There are many ways to help your kids learn to play alone and entertain themselves. Here are boredom busters to try:
Learn to Be Alone. A word to the wise: if your kids come back after two minutes of alone time, you may need to first teach your kids how to enjoy their own company. The truth is some of our kids actually need to learn how to play alone. So start by thing of age-appropriate activities that your child could “do alone.” (For a young child: doing a puzzle; for an older kid: learning to play Solitaire). Then teach your child the “solo activity using the baby step model: First show how to do the game together. Next, watch and guide to ensure he knows the rules. Finally, wean him from you being there until voila! – You step back and your child is playing alone.
Build It In. The reality is you still have to be the boss of free play. At first your kids aren’t going to run off like Tom Sawyer. Put up a calendar where you and your kid mark in regularly scheduled summer activities (like days at summer school, camp, sports or swim lessons). Keep some hours open and point out that those are times when your kid is “free” and on his own.
Set Unplugged Rules. Set a specific limit for TV or video game viewing. Keep in mind that the average kid aged 8 to 17 is plugged into some kind of electronic device at least 7 ½ hours a day, so wean your kid away from those video games. Your first step is to assess just how often your child is “plugged in.” Decide a maximum time allotment and then post those rules ASAP so your kid is clear of those expectations. If not, you may end up with coach potato.

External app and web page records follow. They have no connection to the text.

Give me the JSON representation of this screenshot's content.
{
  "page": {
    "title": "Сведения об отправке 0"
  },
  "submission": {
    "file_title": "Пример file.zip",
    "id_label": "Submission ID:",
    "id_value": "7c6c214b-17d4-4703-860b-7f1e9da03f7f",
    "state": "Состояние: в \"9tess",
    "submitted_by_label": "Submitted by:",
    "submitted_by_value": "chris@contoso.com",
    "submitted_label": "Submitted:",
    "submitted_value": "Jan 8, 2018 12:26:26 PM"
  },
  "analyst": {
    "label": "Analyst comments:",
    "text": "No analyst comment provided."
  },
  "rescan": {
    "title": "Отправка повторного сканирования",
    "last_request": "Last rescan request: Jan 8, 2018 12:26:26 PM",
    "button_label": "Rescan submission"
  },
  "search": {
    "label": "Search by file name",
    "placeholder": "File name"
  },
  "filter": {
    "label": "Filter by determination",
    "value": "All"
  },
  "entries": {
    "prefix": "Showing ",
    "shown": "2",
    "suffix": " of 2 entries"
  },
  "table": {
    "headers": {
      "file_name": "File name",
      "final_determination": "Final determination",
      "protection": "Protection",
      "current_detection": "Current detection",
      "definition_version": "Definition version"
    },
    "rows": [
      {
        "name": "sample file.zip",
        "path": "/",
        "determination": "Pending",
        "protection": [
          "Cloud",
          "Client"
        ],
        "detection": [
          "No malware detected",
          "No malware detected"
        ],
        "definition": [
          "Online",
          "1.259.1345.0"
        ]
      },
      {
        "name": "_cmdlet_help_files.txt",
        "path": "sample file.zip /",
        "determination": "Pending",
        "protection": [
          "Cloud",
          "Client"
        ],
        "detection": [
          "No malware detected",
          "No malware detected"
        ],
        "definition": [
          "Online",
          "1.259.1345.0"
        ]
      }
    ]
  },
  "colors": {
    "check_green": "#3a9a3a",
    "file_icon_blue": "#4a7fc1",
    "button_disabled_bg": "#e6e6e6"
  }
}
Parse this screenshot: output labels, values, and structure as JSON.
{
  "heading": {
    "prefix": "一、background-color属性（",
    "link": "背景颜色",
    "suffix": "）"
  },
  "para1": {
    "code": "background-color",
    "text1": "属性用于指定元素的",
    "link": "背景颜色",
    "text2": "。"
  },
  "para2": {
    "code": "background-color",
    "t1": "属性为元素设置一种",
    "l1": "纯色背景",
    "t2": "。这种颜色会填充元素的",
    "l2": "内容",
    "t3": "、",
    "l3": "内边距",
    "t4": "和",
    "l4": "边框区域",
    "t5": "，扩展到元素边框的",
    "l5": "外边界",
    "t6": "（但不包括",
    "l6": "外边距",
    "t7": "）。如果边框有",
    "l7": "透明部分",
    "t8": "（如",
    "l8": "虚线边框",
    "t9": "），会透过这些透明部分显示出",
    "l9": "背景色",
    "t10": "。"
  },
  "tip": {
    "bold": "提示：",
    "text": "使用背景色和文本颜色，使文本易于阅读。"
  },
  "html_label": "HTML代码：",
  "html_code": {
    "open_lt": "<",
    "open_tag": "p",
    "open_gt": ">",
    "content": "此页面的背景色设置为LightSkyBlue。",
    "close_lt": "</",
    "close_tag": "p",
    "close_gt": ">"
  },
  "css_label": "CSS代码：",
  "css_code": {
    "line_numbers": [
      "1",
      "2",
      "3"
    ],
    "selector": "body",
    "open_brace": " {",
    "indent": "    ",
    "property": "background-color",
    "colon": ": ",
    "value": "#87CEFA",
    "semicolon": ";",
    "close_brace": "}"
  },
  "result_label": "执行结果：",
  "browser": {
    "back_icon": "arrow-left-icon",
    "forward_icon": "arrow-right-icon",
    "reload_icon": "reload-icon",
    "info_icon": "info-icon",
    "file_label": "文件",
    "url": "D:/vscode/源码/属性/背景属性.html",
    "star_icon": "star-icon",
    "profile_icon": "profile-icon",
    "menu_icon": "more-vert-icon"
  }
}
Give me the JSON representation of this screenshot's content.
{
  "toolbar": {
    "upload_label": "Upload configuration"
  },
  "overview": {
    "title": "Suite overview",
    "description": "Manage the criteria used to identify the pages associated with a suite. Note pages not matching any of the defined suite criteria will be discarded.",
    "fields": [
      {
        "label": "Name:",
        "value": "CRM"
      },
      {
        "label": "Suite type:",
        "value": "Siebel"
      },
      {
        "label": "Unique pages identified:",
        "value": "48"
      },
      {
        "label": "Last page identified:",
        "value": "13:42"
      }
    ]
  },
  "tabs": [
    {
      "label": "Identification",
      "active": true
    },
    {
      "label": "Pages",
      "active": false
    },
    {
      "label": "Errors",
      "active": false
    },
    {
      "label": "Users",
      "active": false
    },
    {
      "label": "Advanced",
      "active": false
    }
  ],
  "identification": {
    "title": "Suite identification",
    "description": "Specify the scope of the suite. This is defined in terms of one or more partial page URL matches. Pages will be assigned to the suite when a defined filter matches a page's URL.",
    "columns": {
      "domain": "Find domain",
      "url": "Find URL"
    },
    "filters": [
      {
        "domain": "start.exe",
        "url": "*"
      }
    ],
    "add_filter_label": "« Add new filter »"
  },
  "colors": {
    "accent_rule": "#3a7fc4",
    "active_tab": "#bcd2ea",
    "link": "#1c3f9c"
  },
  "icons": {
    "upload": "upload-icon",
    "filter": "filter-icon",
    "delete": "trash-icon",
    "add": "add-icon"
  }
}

Wean Away From You. Of course a toddler can’t occupy his time alone – nor do you want him to. But you will want to gradually start your child weaning away from needing you 24/7 when you see he or she is ready to learn those independent skills. Start with “I’ll be back in one minute—I can’t wait to see what you drew when I return. Surprise me!” Then keep your word, and keep increasing alone time. (You can still be in the room for a young child – just not always managing his every move).
Find out more about this book:The Big Book of Parenting Solutions: 101 Answers to Your Everyday Challenges and Wildest Worries